• Action item
What you return must match every record word for word.

• Stored entries
==============================
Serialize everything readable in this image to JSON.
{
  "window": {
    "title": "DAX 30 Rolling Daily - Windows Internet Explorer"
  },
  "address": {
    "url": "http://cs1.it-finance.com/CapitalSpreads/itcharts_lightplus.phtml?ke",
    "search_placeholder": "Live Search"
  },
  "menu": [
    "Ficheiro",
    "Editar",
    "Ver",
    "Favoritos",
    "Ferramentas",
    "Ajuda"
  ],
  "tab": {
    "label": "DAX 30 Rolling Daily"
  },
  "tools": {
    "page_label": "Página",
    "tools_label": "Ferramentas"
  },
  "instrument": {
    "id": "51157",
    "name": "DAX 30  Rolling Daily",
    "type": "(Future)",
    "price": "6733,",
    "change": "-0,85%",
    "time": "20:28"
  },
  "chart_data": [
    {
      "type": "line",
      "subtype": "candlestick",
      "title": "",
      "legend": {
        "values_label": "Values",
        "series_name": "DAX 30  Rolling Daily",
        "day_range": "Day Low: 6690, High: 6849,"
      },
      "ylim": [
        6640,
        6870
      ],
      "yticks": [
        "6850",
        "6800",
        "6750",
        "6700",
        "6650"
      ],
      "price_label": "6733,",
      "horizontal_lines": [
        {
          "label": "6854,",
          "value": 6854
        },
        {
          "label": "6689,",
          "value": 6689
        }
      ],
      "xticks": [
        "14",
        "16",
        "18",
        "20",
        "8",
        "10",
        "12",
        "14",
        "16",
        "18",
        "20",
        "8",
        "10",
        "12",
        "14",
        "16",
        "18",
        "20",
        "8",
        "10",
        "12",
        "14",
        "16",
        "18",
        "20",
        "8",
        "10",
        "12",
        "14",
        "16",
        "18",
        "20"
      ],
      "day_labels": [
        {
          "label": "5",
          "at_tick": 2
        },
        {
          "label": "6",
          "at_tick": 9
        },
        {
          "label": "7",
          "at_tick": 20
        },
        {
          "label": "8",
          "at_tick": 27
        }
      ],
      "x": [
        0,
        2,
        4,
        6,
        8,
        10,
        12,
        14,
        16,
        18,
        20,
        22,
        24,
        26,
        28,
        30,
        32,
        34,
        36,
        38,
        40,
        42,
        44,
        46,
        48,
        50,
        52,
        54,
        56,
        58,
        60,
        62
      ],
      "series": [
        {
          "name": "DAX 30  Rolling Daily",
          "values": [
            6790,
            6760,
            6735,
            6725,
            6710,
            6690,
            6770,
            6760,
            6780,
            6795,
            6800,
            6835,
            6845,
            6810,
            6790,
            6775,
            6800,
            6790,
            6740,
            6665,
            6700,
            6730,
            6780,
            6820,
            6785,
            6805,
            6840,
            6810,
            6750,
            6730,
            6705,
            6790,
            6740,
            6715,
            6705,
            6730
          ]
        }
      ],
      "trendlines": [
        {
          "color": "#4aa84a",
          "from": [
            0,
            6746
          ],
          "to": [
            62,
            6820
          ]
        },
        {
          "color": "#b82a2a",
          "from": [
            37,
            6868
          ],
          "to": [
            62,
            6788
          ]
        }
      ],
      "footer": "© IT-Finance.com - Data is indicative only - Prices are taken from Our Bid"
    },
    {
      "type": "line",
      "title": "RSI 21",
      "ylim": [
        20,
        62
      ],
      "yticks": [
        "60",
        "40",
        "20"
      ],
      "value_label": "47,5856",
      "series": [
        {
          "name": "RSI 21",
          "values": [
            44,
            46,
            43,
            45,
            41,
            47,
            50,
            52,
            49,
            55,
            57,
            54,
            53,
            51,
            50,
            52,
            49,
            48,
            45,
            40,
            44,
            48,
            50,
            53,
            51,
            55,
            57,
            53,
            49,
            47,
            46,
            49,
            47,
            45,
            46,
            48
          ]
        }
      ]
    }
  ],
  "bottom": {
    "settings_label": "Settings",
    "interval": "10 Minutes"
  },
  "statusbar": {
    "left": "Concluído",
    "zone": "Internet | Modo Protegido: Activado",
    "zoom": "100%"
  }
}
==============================
• Task result
Serialize everything readable in this image to JSON.
{
  "window": {
    "title": "DAX 30 Rolling Daily - Windows Internet Explorer"
  },
  "address": {
    "url": "http://cs1.it-finance.com/CapitalSpreads/itcharts_lightplus.phtml?ke",
    "search_placeholder": "Live Search"
  },
  "menu": [
    "Ficheiro",
    "Editar",
    "Ver",
    "Favoritos",
    "Ferramentas",
    "Ajuda"
  ],
  "tab": {
    "label": "DAX 30 Rolling Daily"
  },
  "tools": {
    "page_label": "Página",
    "tools_label": "Ferramentas"
  },
  "instrument": {
    "id": "51157",
    "name": "DAX 30  Rolling Daily",
    "type": "(Future)",
    "price": "6733,",
    "change": "-0,85%",
    "time": "20:28"
  },
  "chart_data": [
    {
      "type": "line",
      "subtype": "candlestick",
      "title": "",
      "legend": {
        "values_label": "Values",
        "series_name": "DAX 30  Rolling Daily",
        "day_range": "Day Low: 6690, High: 6849,"
      },
      "ylim": [
        6640,
        6870
      ],
      "yticks": [
        "6850",
        "6800",
        "6750",
        "6700",
        "6650"
      ],
      "price_label": "6733,",
      "horizontal_lines": [
        {
          "label": "6854,",
          "value": 6854
        },
        {
          "label": "6689,",
          "value": 6689
        }
      ],
      "xticks": [
        "14",
        "16",
        "18",
        "20",
        "8",
        "10",
        "12",
        "14",
        "16",
        "18",
        "20",
        "8",
        "10",
        "12",
        "14",
        "16",
        "18",
        "20",
        "8",
        "10",
        "12",
        "14",
        "16",
        "18",
        "20",
        "8",
        "10",
        "12",
        "14",
        "16",
        "18",
        "20"
      ],
      "day_labels": [
        {
          "label": "5",
          "at_tick": 2
        },
        {
          "label": "6",
          "at_tick": 9
        },
        {
          "label": "7",
          "at_tick": 20
        },
        {
          "label": "8",
          "at_tick": 27
        }
      ],
      "x": [
        0,
        2,
        4,
        6,
        8,
        10,
        12,
        14,
        16,
        18,
        20,
        22,
        24,
        26,
        28,
        30,
        32,
        34,
        36,
        38,
        40,
        42,
        44,
        46,
        48,
        50,
        52,
        54,
        56,
        58,
        60,
        62
      ],
      "series": [
        {
          "name": "DAX 30  Rolling Daily",
          "values": [
            6790,
            6760,
            6735,
            6725,
            6710,
            6690,
            6770,
            6760,
            6780,
            6795,
            6800,
            6835,
            6845,
            6810,
            6790,
            6775,
            6800,
            6790,
            6740,
            6665,
            6700,
            6730,
            6780,
            6820,
            6785,
            6805,
            6840,
            6810,
            6750,
            6730,
            6705,
            6790,
            6740,
            6715,
            6705,
            6730
          ]
        }
      ],
      "trendlines": [
        {
          "color": "#4aa84a",
          "from": [
            0,
            6746
          ],
          "to": [
            62,
            6820
          ]
        },
        {
          "color": "#b82a2a",
          "from": [
            37,
            6868
          ],
          "to": [
            62,
            6788
          ]
        }
      ],
      "footer": "© IT-Finance.com - Data is indicative only - Prices are taken from Our Bid"
    },
    {
      "type": "line",
      "title": "RSI 21",
      "ylim": [
        20,
        62
      ],
      "yticks": [
        "60",
        "40",
        "20"
      ],
      "value_label": "47,5856",
      "series": [
        {
          "name": "RSI 21",
          "values": [
            44,
            46,
            43,
            45,
            41,
            47,
            50,
            52,
            49,
            55,
            57,
            54,
            53,
            51,
            50,
            52,
            49,
            48,
            45,
            40,
            44,
            48,
            50,
            53,
            51,
            55,
            57,
            53,
            49,
            47,
            46,
            49,
            47,
            45,
            46,
            48
          ]
        }
      ]
    }
  ],
  "bottom": {
    "settings_label": "Settings",
    "interval": "10 Minutes"
  },
  "statusbar": {
    "left": "Concluído",
    "zone": "Internet | Modo Protegido: Activado",
    "zoom": "100%"
  }
}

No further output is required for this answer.